Avogadro's Law is the relation which states that at the same temperature and pressure, equal volumes of all gases contain the same number of molecules. The law was described by Italian chemist and physicist Amedeo Avogadro in 1811.
Avogadro's Law Equation
There are a few ways to write this gas law, which is a mathematical relation. It may be stated:
k = V/n
where k is a proportionality constant V is the volume of a gas, and n is the number of moles of a gas
Avogadro's law also means the ideal gas constant is the same value for all gases, so:
constant = p1V1/T1n1 = P2V2/T2n2
V1/n1 = V2/n2
V1n2 = V2n1
where p is pressure of a gas, V is volume, T is temperature, and n is number of moles
Implications of Avogadro's Law
There are a few important consequences of the law being true.
- The molar volume of all ideal gases at 0°C and 1 atm pressure is 22.4 liters.
- If pressure and temperature of a gas are constant, when the amount of gas increases, the volume increases.
- If pressure and temperature of a gas are constant, when the amount of gas decreases, the volume decreases.
- You prove Avogadro's Law every time you blow up a balloon.
Avogadro's Law Example
Say you have 5.00 L of a gas which contains 0.965 mol of molecules. What will be the new volume of the gas if the quantity is increased to 1.80 mol, assuming pressure and temperature are held constant?
Select the appropriate form of the law for the calculation. In this case, a good choice is:
V1n2 = V2n1

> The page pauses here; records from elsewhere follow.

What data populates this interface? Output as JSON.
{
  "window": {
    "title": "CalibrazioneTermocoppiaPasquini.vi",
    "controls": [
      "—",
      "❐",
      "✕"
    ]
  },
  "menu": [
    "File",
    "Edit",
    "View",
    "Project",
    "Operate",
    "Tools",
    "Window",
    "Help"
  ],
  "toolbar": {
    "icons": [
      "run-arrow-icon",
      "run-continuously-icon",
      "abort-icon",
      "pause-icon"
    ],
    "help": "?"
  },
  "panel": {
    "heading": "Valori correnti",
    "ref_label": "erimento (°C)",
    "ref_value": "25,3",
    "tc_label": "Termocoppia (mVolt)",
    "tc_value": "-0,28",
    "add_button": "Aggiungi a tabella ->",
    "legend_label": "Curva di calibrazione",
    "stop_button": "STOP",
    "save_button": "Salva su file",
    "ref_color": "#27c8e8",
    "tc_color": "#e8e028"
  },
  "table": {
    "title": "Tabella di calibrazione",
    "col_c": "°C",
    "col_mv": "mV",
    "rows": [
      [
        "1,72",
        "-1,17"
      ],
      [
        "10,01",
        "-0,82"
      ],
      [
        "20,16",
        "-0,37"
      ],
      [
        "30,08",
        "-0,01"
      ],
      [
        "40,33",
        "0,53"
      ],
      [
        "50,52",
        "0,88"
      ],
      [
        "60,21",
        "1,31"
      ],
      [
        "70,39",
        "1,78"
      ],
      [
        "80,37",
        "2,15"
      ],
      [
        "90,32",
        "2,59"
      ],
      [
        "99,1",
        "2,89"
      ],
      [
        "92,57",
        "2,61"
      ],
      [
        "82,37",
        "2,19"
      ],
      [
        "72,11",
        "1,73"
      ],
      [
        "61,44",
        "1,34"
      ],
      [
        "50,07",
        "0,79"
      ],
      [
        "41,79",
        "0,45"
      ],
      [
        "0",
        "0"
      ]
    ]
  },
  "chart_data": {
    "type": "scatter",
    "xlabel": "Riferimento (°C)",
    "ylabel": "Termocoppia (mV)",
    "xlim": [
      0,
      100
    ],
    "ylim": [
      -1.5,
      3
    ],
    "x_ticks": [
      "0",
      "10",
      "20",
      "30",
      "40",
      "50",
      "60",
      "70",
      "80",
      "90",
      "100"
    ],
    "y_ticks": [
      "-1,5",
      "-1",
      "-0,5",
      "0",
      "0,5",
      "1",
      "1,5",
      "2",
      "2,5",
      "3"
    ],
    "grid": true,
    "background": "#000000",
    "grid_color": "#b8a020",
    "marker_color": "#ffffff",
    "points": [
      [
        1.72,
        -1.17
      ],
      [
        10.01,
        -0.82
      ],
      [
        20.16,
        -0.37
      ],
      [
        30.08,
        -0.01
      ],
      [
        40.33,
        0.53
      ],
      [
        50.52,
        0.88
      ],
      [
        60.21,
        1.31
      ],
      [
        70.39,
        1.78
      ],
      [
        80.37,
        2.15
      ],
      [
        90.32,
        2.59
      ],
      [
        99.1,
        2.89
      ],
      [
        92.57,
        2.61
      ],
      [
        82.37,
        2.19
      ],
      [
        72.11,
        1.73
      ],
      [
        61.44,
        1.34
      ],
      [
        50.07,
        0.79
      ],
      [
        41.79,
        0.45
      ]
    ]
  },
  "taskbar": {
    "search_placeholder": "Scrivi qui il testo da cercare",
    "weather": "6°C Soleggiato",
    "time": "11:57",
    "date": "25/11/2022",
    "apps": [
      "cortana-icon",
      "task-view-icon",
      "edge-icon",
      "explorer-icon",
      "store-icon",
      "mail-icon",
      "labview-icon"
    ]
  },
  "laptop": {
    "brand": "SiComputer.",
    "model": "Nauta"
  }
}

(5.00 L)(1.80 mol) = (x)(0.965 mol)
Rewriting to solve for x give you:
x = (5.00 L)(1.80 mol) / (0.965 mol)
x = 9.33 L